WASHINGTON — Democrats reacted Friday with a mix of dismissal and mockery at former President Donald Trump's defense team showing a montage of many of them using the word "fight."
The 11-minute clip showed the word 238 times, according to an NBC News count, in an attempt to argue that Trump did nothing wrong or unusual at the Jan. 6 rally that preceded the Capitol riot. The defense videos also used dramatic and dark music over clips of Democrats and news reporters.
But Democrats argued it was a bad-faith comparison, noting that they were clearly speaking rhetorically and were not trying to egg on supporters to overturn a legitimate election.
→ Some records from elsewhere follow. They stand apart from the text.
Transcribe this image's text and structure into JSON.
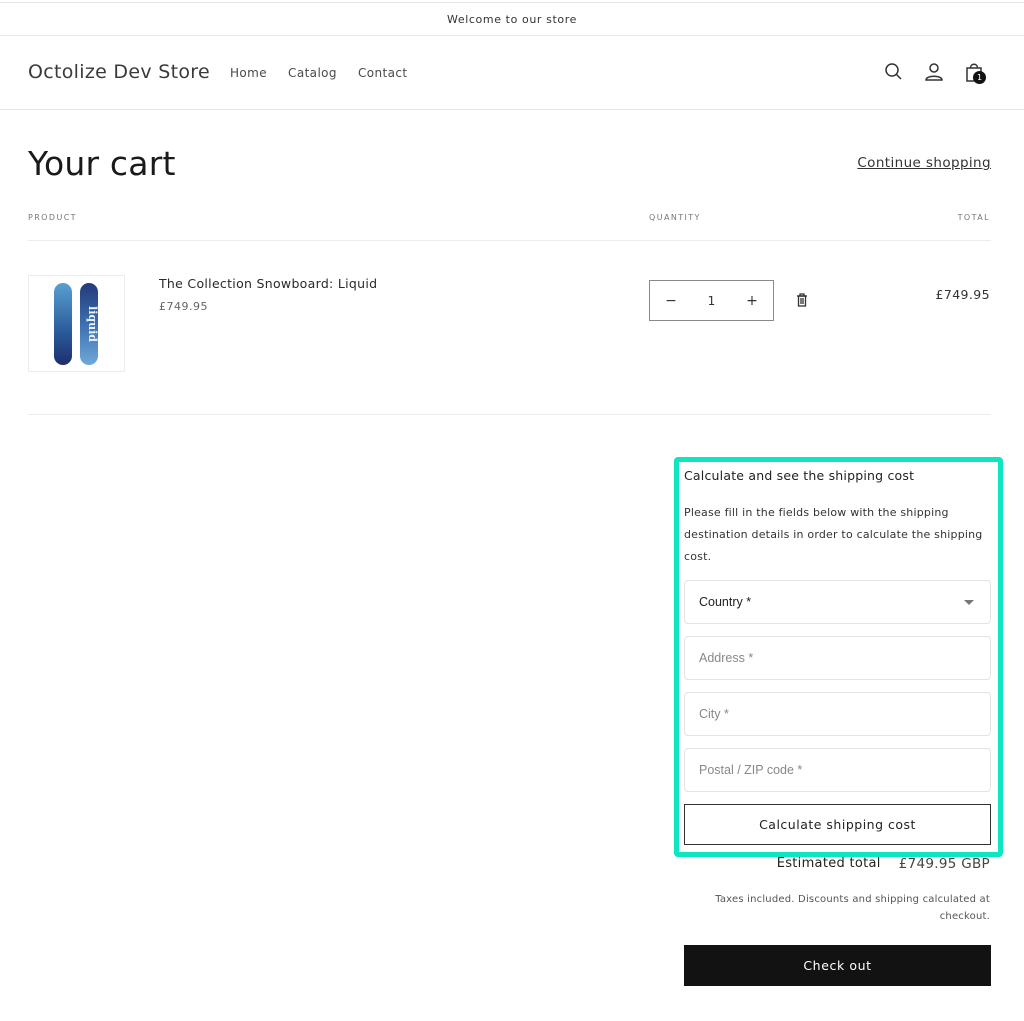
{
  "announcement": "Welcome to our store",
  "header": {
    "logo": "Octolize Dev Store",
    "nav": [
      {
        "label": "Home"
      },
      {
        "label": "Catalog"
      },
      {
        "label": "Contact"
      }
    ],
    "icons": [
      "search-icon",
      "account-icon",
      "cart-icon"
    ],
    "cart_count": "1"
  },
  "cart": {
    "title": "Your cart",
    "continue_label": "Continue shopping",
    "columns": {
      "product": "PRODUCT",
      "quantity": "QUANTITY",
      "total": "TOTAL"
    },
    "items": [
      {
        "name": "The Collection Snowboard: Liquid",
        "price": "£749.95",
        "quantity": "1",
        "total": "£749.95",
        "decrease_label": "−",
        "increase_label": "+"
      }
    ]
  },
  "shipping": {
    "title": "Calculate and see the shipping cost",
    "description": "Please fill in the fields below with the shipping destination details in order to calculate the shipping cost.",
    "country": {
      "value": "Country *"
    },
    "address": {
      "placeholder": "Address *"
    },
    "city": {
      "placeholder": "City *"
    },
    "postal": {
      "placeholder": "Postal / ZIP code *"
    },
    "button": "Calculate shipping cost",
    "highlight_color": "#0de6c0"
  },
  "summary": {
    "estimated_label": "Estimated total",
    "estimated_value": "£749.95 GBP",
    "tax_note": "Taxes included. Discounts and shipping calculated at checkout.",
    "checkout_label": "Check out"
  }
}
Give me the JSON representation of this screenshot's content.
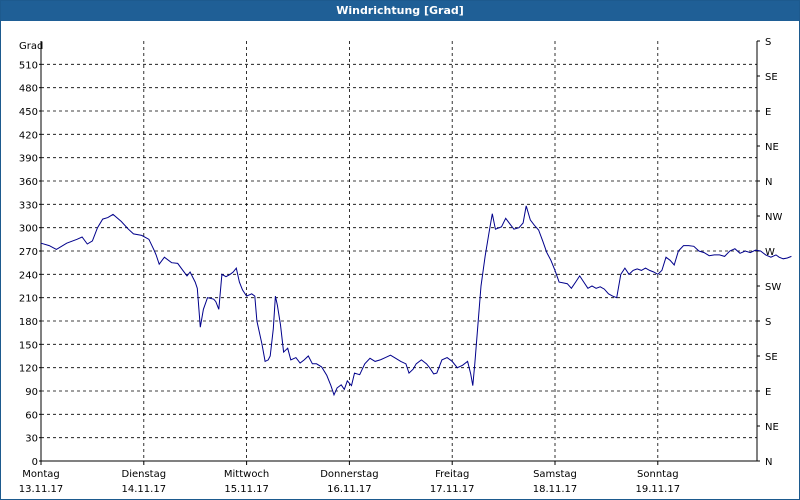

"There's a false equivalence," Sen. Richard Blumenthal, D-Conn., said Friday on MSNBC during a break. "What they ignore is Donald Trump invited this mob to Washington, knew they were armed and dangerous," based on available intelligence at the time, he added. "When the attack began he did nothing to protect the lives of those who were in danger."
"When your case is weak you attack the prosecution. And I've been there," Blumenthal, a former prosecutor, said on the fourth day of Trump's second impeachment trial. "It is a standard tactic of a defense attorney who lacks the facts and the law, to go after opposing counsel."
Senate Majority Whip Dick Durbin, D-Ill., called it an "almost a cartoon-like presentation."
Everybody uses the word fight, he said. He argued that context matters and that "nobody ever envisions looting, violence and vandalism" when they use it.
"Well, we heard the word fight a lot," Sen. Angus King, I-Maine, told NBC News.
Sen. Elizabeth Warren, D-Mass., who used the word "fight" as a staple of her 2020 presidential campaign stump speech when discussing policy objectives, tweeted a response showing video clips of her rallies featuring happy parents, young children and dogs.
Some Democrats described the clip package as a political stunt.
"They played the same video three times. I don’t think that was necessary — they apparently did," Sen. Bob Casey, D-Pa., said. "It seemed a lot of the argument there, it seemed to be directed mostly at Donald Trump watching, or as a way to really get his base voters energized.
Casey added that Trump has a history of using language seen as encouraging or glorifying violence.
"I don’t think the comparison is apt about public officials using the word fight because I think the public record is pretty substantial with example after example where the president encouraged violence, refused to condemn it," he said. "Whereas all those other people that were quoted about using the word 'fight' have been condemning violence for their whole careers. I don’t think that was effective."
Sen. Tim Kaine, D-Va., said Trump's pattern of behavior was unique.
"Donald Trump was warned, if you don't stop talking about a stolen election, people will be killed. He was specifically warned that," Kaine said. "He kept talking about it, and a violent mob attacked the Capitol and seven people are dead who would be alive today, had he just followed their advice. That's what I thought about those videos."